Top of Material supplied

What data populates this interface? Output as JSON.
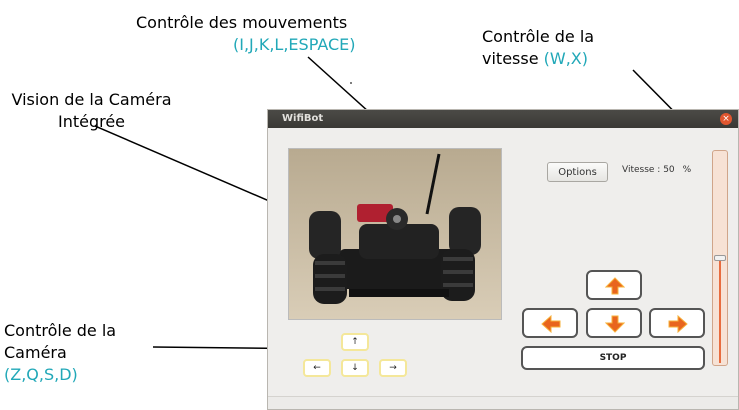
{
  "annotations": {
    "movement": {
      "title": "Contrôle des mouvements",
      "keys": "(I,J,K,L,ESPACE)"
    },
    "speed": {
      "title_line1": "Contrôle de la",
      "title_line2": "vitesse",
      "keys": "(W,X)"
    },
    "camera_view": {
      "line1": "Vision de la Caméra",
      "line2": "Intégrée"
    },
    "camera_control": {
      "line1": "Contrôle de la",
      "line2": "Caméra",
      "keys": "(Z,Q,S,D)"
    }
  },
  "window": {
    "title": "WifiBot",
    "close_glyph": "×"
  },
  "controls": {
    "options_label": "Options",
    "speed_label": "Vitesse : 50",
    "speed_unit": "%",
    "speed_value": 0.5,
    "stop_label": "STOP"
  },
  "camera_buttons": {
    "up": "↑",
    "left": "←",
    "down": "↓",
    "right": "→"
  },
  "icons": {
    "move_up": "arrow-up-icon",
    "move_left": "arrow-left-icon",
    "move_down": "arrow-down-icon",
    "move_right": "arrow-right-icon"
  },
  "colors": {
    "accent": "#21a8b8",
    "arrow": "#e8651e",
    "arrow_light": "#f7b13a",
    "slider_fill": "#e86c3f"
  }
}
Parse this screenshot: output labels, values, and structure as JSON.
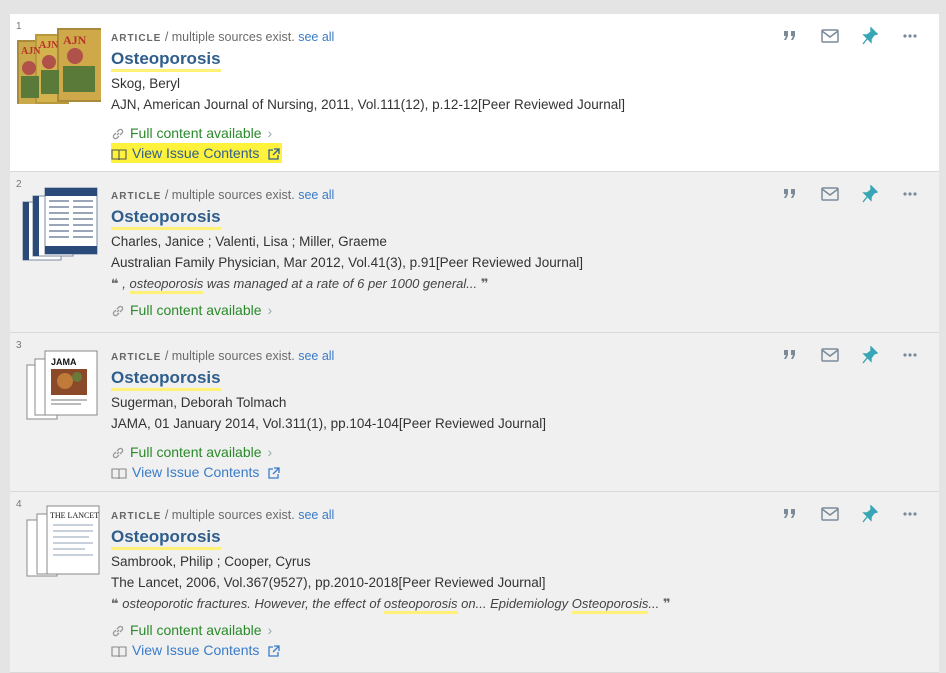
{
  "results": [
    {
      "number": "1",
      "type": "ARTICLE",
      "multi_sources": " / multiple sources exist. ",
      "see_all": "see all",
      "title": "Osteoporosis",
      "authors": "Skog, Beryl",
      "source": "AJN, American Journal of Nursing, 2011, Vol.111(12), p.12-12[Peer Reviewed Journal]",
      "availability": "Full content available",
      "issue_link": "View Issue Contents",
      "thumb_text": "AJN"
    },
    {
      "number": "2",
      "type": "ARTICLE",
      "multi_sources": " / multiple sources exist. ",
      "see_all": "see all",
      "title": "Osteoporosis",
      "authors": "Charles, Janice ; Valenti, Lisa ; Miller, Graeme",
      "source": "Australian Family Physician, Mar 2012, Vol.41(3), p.91[Peer Reviewed Journal]",
      "snippet_pre": ", ",
      "snippet_hl": "osteoporosis",
      "snippet_post": " was managed at a rate of 6 per 1000 general...",
      "availability": "Full content available"
    },
    {
      "number": "3",
      "type": "ARTICLE",
      "multi_sources": " / multiple sources exist. ",
      "see_all": "see all",
      "title": "Osteoporosis",
      "authors": "Sugerman, Deborah Tolmach",
      "source": "JAMA, 01 January 2014, Vol.311(1), pp.104-104[Peer Reviewed Journal]",
      "availability": "Full content available",
      "issue_link": "View Issue Contents",
      "thumb_text": "JAMA"
    },
    {
      "number": "4",
      "type": "ARTICLE",
      "multi_sources": " / multiple sources exist. ",
      "see_all": "see all",
      "title": "Osteoporosis",
      "authors": "Sambrook, Philip ; Cooper, Cyrus",
      "source": "The Lancet, 2006, Vol.367(9527), pp.2010-2018[Peer Reviewed Journal]",
      "snippet_a": "osteoporotic fractures. However, the effect of ",
      "snippet_hl1": "osteoporosis",
      "snippet_b": " on... Epidemiology ",
      "snippet_hl2": "Osteoporosis",
      "snippet_c": "...",
      "availability": "Full content available",
      "issue_link": "View Issue Contents",
      "thumb_text": "THE LANCET"
    }
  ],
  "icons": {
    "cite": "quote-icon",
    "email": "mail-icon",
    "pin": "pin-icon",
    "more": "more-icon",
    "link": "link-icon",
    "book": "book-icon",
    "external": "external-link-icon"
  },
  "colors": {
    "title": "#2f5e8d",
    "available": "#2a8a2a",
    "link": "#3a7bc8",
    "pin": "#37a6b5",
    "highlight": "#fff176"
  }
}
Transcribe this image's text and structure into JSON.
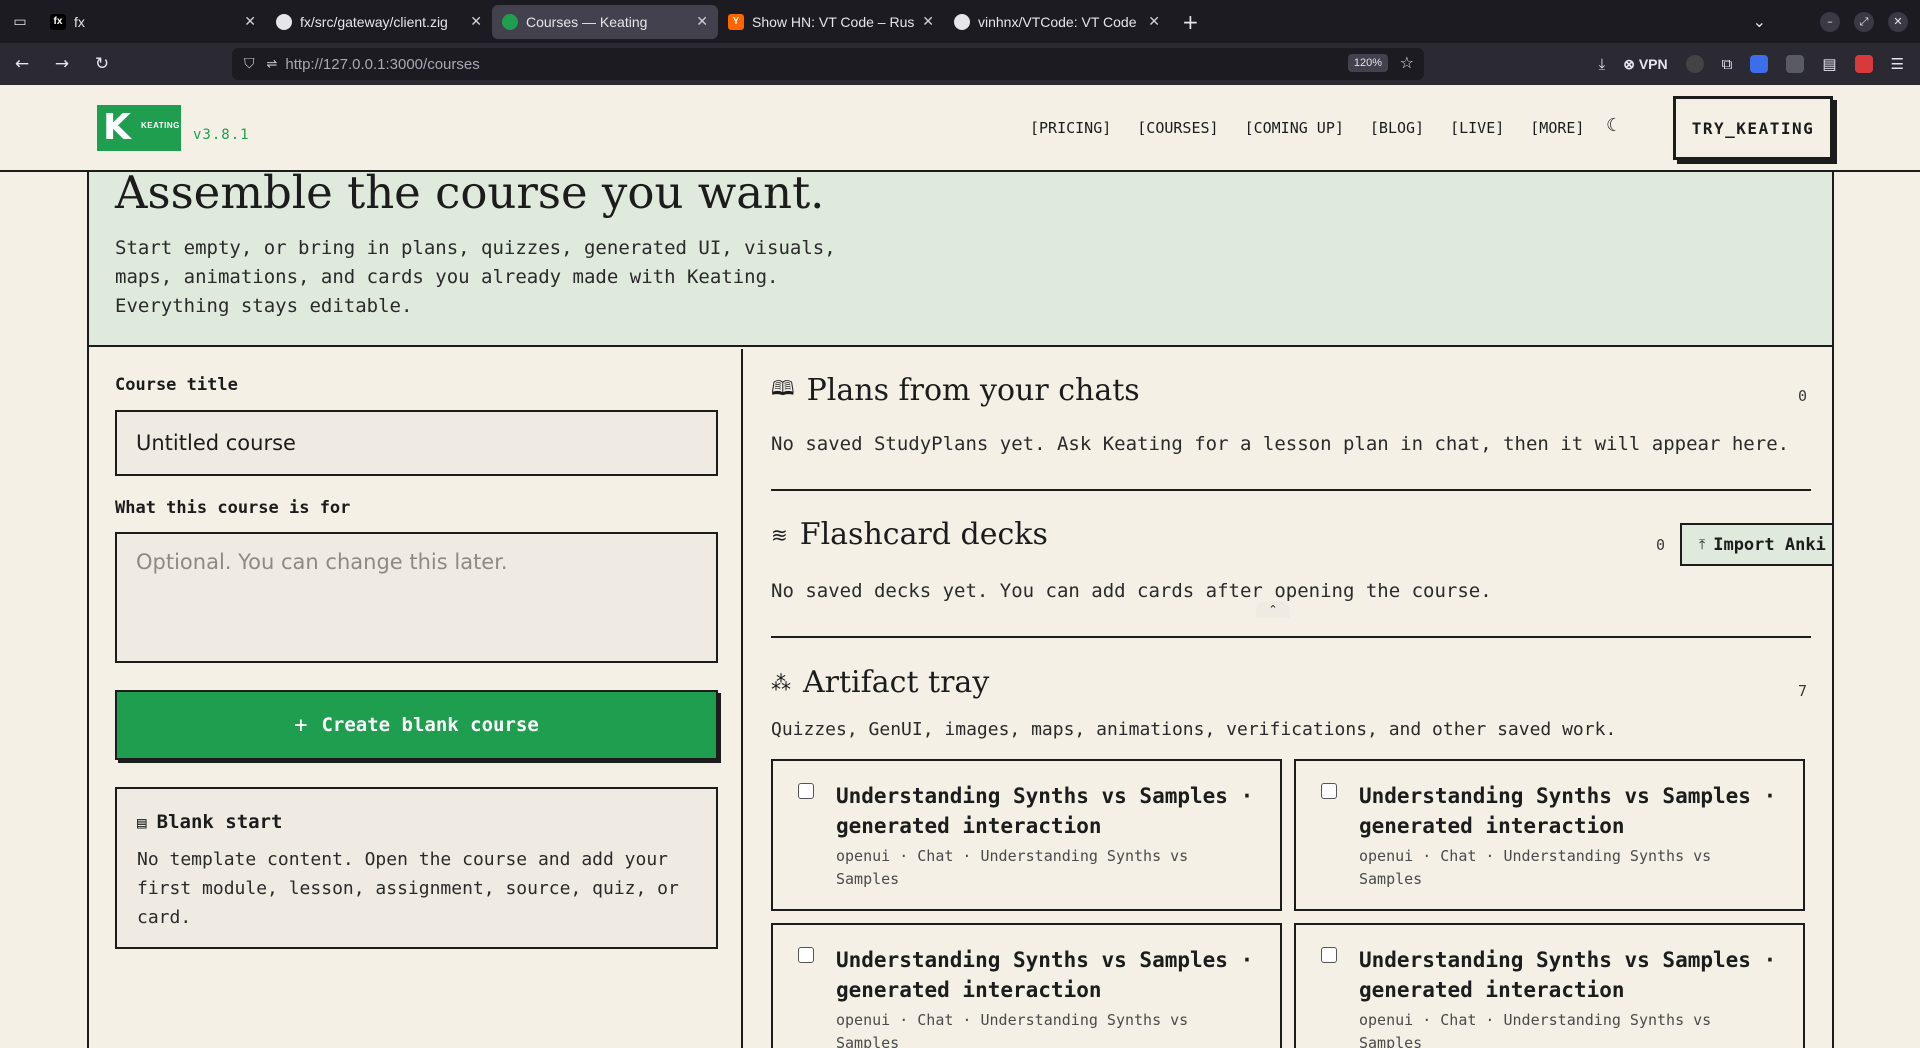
{
  "browser": {
    "tabs": [
      {
        "title": "fx",
        "favicon": "fx-icon",
        "favicon_text": "fx",
        "active": false
      },
      {
        "title": "fx/src/gateway/client.zig",
        "favicon": "github-icon",
        "active": false
      },
      {
        "title": "Courses — Keating",
        "favicon": "keating-icon",
        "active": true
      },
      {
        "title": "Show HN: VT Code – Rust",
        "favicon": "hackernews-icon",
        "favicon_text": "Y",
        "active": false
      },
      {
        "title": "vinhnx/VTCode: VT Code",
        "favicon": "github-icon",
        "active": false
      }
    ],
    "url": "http://127.0.0.1:3000/courses",
    "zoom": "120%",
    "vpn_label": "VPN"
  },
  "header": {
    "logo_text": "KEATING",
    "version": "v3.8.1",
    "nav": [
      "[PRICING]",
      "[COURSES]",
      "[COMING UP]",
      "[BLOG]",
      "[LIVE]",
      "[MORE]"
    ],
    "try_label": "TRY_KEATING"
  },
  "hero": {
    "title": "Assemble the course you want.",
    "description": "Start empty, or bring in plans, quizzes, generated UI, visuals, maps, animations, and cards you already made with Keating. Everything stays editable."
  },
  "form": {
    "title_label": "Course title",
    "title_value": "Untitled course",
    "purpose_label": "What this course is for",
    "purpose_placeholder": "Optional. You can change this later.",
    "create_label": "Create blank course",
    "blank_start": {
      "title": "Blank start",
      "description": "No template content. Open the course and add your first module, lesson, assignment, source, quiz, or card."
    }
  },
  "plans": {
    "title": "Plans from your chats",
    "count": "0",
    "empty": "No saved StudyPlans yet. Ask Keating for a lesson plan in chat, then it will appear here."
  },
  "decks": {
    "title": "Flashcard decks",
    "count": "0",
    "import_label": "Import Anki file",
    "empty": "No saved decks yet. You can add cards after opening the course."
  },
  "artifacts": {
    "title": "Artifact tray",
    "count": "7",
    "description": "Quizzes, GenUI, images, maps, animations, verifications, and other saved work.",
    "items": [
      {
        "title": "Understanding Synths vs Samples · generated interaction",
        "meta": "openui · Chat · Understanding Synths vs Samples"
      },
      {
        "title": "Understanding Synths vs Samples · generated interaction",
        "meta": "openui · Chat · Understanding Synths vs Samples"
      },
      {
        "title": "Understanding Synths vs Samples · generated interaction",
        "meta": "openui · Chat · Understanding Synths vs Samples"
      },
      {
        "title": "Understanding Synths vs Samples · generated interaction",
        "meta": "openui · Chat · Understanding Synths vs Samples"
      }
    ]
  },
  "colors": {
    "brand_green": "#1f9e4f",
    "background": "#f4f0e6",
    "hero_bg": "#dfe9dc"
  }
}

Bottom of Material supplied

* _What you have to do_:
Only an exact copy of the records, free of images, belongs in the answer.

* _Task result_:
What data populates this interface? Output as JSON.
{
  "annotations": {
    "movement": {
      "title": "Contrôle des mouvements",
      "keys": "(I,J,K,L,ESPACE)"
    },
    "speed": {
      "title_line1": "Contrôle de la",
      "title_line2": "vitesse",
      "keys": "(W,X)"
    },
    "camera_view": {
      "line1": "Vision de la Caméra",
      "line2": "Intégrée"
    },
    "camera_control": {
      "line1": "Contrôle de la",
      "line2": "Caméra",
      "keys": "(Z,Q,S,D)"
    }
  },
  "window": {
    "title": "WifiBot",
    "close_glyph": "×"
  },
  "controls": {
    "options_label": "Options",
    "speed_label": "Vitesse : 50",
    "speed_unit": "%",
    "speed_value": 0.5,
    "stop_label": "STOP"
  },
  "camera_buttons": {
    "up": "↑",
    "left": "←",
    "down": "↓",
    "right": "→"
  },
  "icons": {
    "move_up": "arrow-up-icon",
    "move_left": "arrow-left-icon",
    "move_down": "arrow-down-icon",
    "move_right": "arrow-right-icon"
  },
  "colors": {
    "accent": "#21a8b8",
    "arrow": "#e8651e",
    "arrow_light": "#f7b13a",
    "slider_fill": "#e86c3f"
  }
}
Parse this screenshot: output labels, values, and structure as JSON.
{
  "results": [
    {
      "number": "1",
      "type": "ARTICLE",
      "multi_sources": " / multiple sources exist. ",
      "see_all": "see all",
      "title": "Osteoporosis",
      "authors": "Skog, Beryl",
      "source": "AJN, American Journal of Nursing, 2011, Vol.111(12), p.12-12[Peer Reviewed Journal]",
      "availability": "Full content available",
      "issue_link": "View Issue Contents",
      "thumb_text": "AJN"
    },
    {
      "number": "2",
      "type": "ARTICLE",
      "multi_sources": " / multiple sources exist. ",
      "see_all": "see all",
      "title": "Osteoporosis",
      "authors": "Charles, Janice ; Valenti, Lisa ; Miller, Graeme",
      "source": "Australian Family Physician, Mar 2012, Vol.41(3), p.91[Peer Reviewed Journal]",
      "snippet_pre": ", ",
      "snippet_hl": "osteoporosis",
      "snippet_post": " was managed at a rate of 6 per 1000 general...",
      "availability": "Full content available"
    },
    {
      "number": "3",
      "type": "ARTICLE",
      "multi_sources": " / multiple sources exist. ",
      "see_all": "see all",
      "title": "Osteoporosis",
      "authors": "Sugerman, Deborah Tolmach",
      "source": "JAMA, 01 January 2014, Vol.311(1), pp.104-104[Peer Reviewed Journal]",
      "availability": "Full content available",
      "issue_link": "View Issue Contents",
      "thumb_text": "JAMA"
    },
    {
      "number": "4",
      "type": "ARTICLE",
      "multi_sources": " / multiple sources exist. ",
      "see_all": "see all",
      "title": "Osteoporosis",
      "authors": "Sambrook, Philip ; Cooper, Cyrus",
      "source": "The Lancet, 2006, Vol.367(9527), pp.2010-2018[Peer Reviewed Journal]",
      "snippet_a": "osteoporotic fractures. However, the effect of ",
      "snippet_hl1": "osteoporosis",
      "snippet_b": " on... Epidemiology ",
      "snippet_hl2": "Osteoporosis",
      "snippet_c": "...",
      "availability": "Full content available",
      "issue_link": "View Issue Contents",
      "thumb_text": "THE LANCET"
    }
  ],
  "icons": {
    "cite": "quote-icon",
    "email": "mail-icon",
    "pin": "pin-icon",
    "more": "more-icon",
    "link": "link-icon",
    "book": "book-icon",
    "external": "external-link-icon"
  },
  "colors": {
    "title": "#2f5e8d",
    "available": "#2a8a2a",
    "link": "#3a7bc8",
    "pin": "#37a6b5",
    "highlight": "#fff176"
  }
}
Transcribe this image's text and structure into JSON.
{
  "browser": {
    "tabs": [
      {
        "title": "fx",
        "favicon": "fx-icon",
        "favicon_text": "fx",
        "active": false
      },
      {
        "title": "fx/src/gateway/client.zig",
        "favicon": "github-icon",
        "active": false
      },
      {
        "title": "Courses — Keating",
        "favicon": "keating-icon",
        "active": true
      },
      {
        "title": "Show HN: VT Code – Rust",
        "favicon": "hackernews-icon",
        "favicon_text": "Y",
        "active": false
      },
      {
        "title": "vinhnx/VTCode: VT Code",
        "favicon": "github-icon",
        "active": false
      }
    ],
    "url": "http://127.0.0.1:3000/courses",
    "zoom": "120%",
    "vpn_label": "VPN"
  },
  "header": {
    "logo_text": "KEATING",
    "version": "v3.8.1",
    "nav": [
      "[PRICING]",
      "[COURSES]",
      "[COMING UP]",
      "[BLOG]",
      "[LIVE]",
      "[MORE]"
    ],
    "try_label": "TRY_KEATING"
  },
  "hero": {
    "title": "Assemble the course you want.",
    "description": "Start empty, or bring in plans, quizzes, generated UI, visuals, maps, animations, and cards you already made with Keating. Everything stays editable."
  },
  "form": {
    "title_label": "Course title",
    "title_value": "Untitled course",
    "purpose_label": "What this course is for",
    "purpose_placeholder": "Optional. You can change this later.",
    "create_label": "Create blank course",
    "blank_start": {
      "title": "Blank start",
      "description": "No template content. Open the course and add your first module, lesson, assignment, source, quiz, or card."
    }
  },
  "plans": {
    "title": "Plans from your chats",
    "count": "0",
    "empty": "No saved StudyPlans yet. Ask Keating for a lesson plan in chat, then it will appear here."
  },
  "decks": {
    "title": "Flashcard decks",
    "count": "0",
    "import_label": "Import Anki file",
    "empty": "No saved decks yet. You can add cards after opening the course."
  },
  "artifacts": {
    "title": "Artifact tray",
    "count": "7",
    "description": "Quizzes, GenUI, images, maps, animations, verifications, and other saved work.",
    "items": [
      {
        "title": "Understanding Synths vs Samples · generated interaction",
        "meta": "openui · Chat · Understanding Synths vs Samples"
      },
      {
        "title": "Understanding Synths vs Samples · generated interaction",
        "meta": "openui · Chat · Understanding Synths vs Samples"
      },
      {
        "title": "Understanding Synths vs Samples · generated interaction",
        "meta": "openui · Chat · Understanding Synths vs Samples"
      },
      {
        "title": "Understanding Synths vs Samples · generated interaction",
        "meta": "openui · Chat · Understanding Synths vs Samples"
      }
    ]
  },
  "colors": {
    "brand_green": "#1f9e4f",
    "background": "#f4f0e6",
    "hero_bg": "#dfe9dc"
  }
}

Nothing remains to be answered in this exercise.